I am sitting here trying to think of something, but really nothing major comes to mind.  I know there have been times where I wished things had ended better with various people regarding the games.  When you lead a guild and lead a raid there is always drama surrounding it.  There are various events brought on by the game, and raiding that I wished would have maybe ended on better terms.  However I don’t really dwell on them enough to consider them regrets.  For the most part everything I have experienced through games, has lead me to be the gamer  and blogger I am today.  I tend to focus on the journey and not the goals.  Sure there are little baubles and trinkets along the way that I kinda wish I had gotten, but for the most part I can always go back and obtain them later.

The only thing I really wish I had done was complete my shadowmourne.  I am up to the part where I need to collect the various bits from the different encounters in Icecrown, but I have never actually gone back and made an effort to do it after the close of Wrath.  Ultimately it just didn’t seem important enough to hassle a bunch of people into doing.  It is not the sort of thing I really dwell upon but it would have been nice to complete that legendary eventually.  I would still love to see a set of bindings drop for Thunderfury, but that is less about me or more about me wanting to make sure SOMEONE from LNR gets some.  We raided Molten Core every single week for two years and never saw so much as a single binding drop.

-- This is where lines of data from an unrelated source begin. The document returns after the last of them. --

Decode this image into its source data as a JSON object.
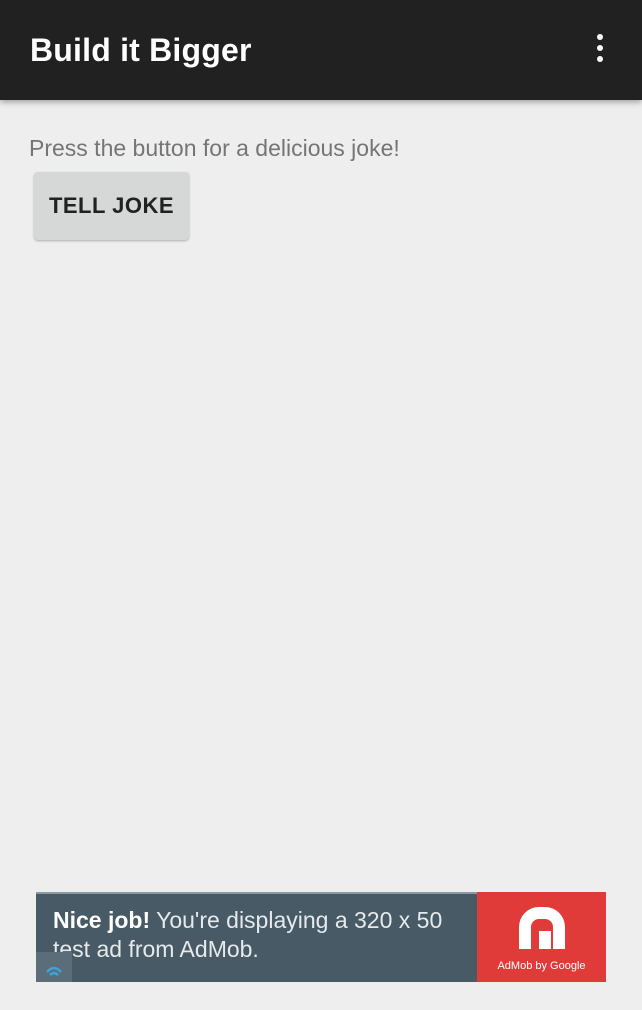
{
  "app_bar": {
    "title": "Build it Bigger",
    "overflow_icon": "more-vert-icon"
  },
  "main": {
    "instructions": "Press the button for a delicious joke!",
    "tell_joke_label": "TELL JOKE"
  },
  "ad": {
    "headline": "Nice job!",
    "body": "You're displaying a 320 x 50 test ad from AdMob.",
    "logo_caption": "AdMob by Google",
    "logo_icon": "admob-logo-icon",
    "info_icon": "adchoices-icon"
  },
  "colors": {
    "app_bar": "#212121",
    "background": "#eeeeee",
    "button": "#d6d7d7",
    "ad_background": "#475a66",
    "admob_red": "#e03b39"
  }
}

10. What effects has Warcraft had on your life outside gaming?

Other than it making my wife occasionally grump and want to pull the plug from the back of my PC, I have to say overall the experience has been a positive one.  There are so many friends that I would not have today were it not for this game.  My blog for example started entirely out of a love of World of Warcraft and over time morphed into a love of all gaming.  My twitter community, my blogger friends, the massive group of people that makes up House Stalwart and even the Blaugust event that is going on right now and is so amazingly successful…  none of this would have happened were it not for World of Warcraft and the connections I made while playing it.  As a result, even if I fall out of love with the game, I have to respect the effect it has had on my life and the great lives I have met in the process.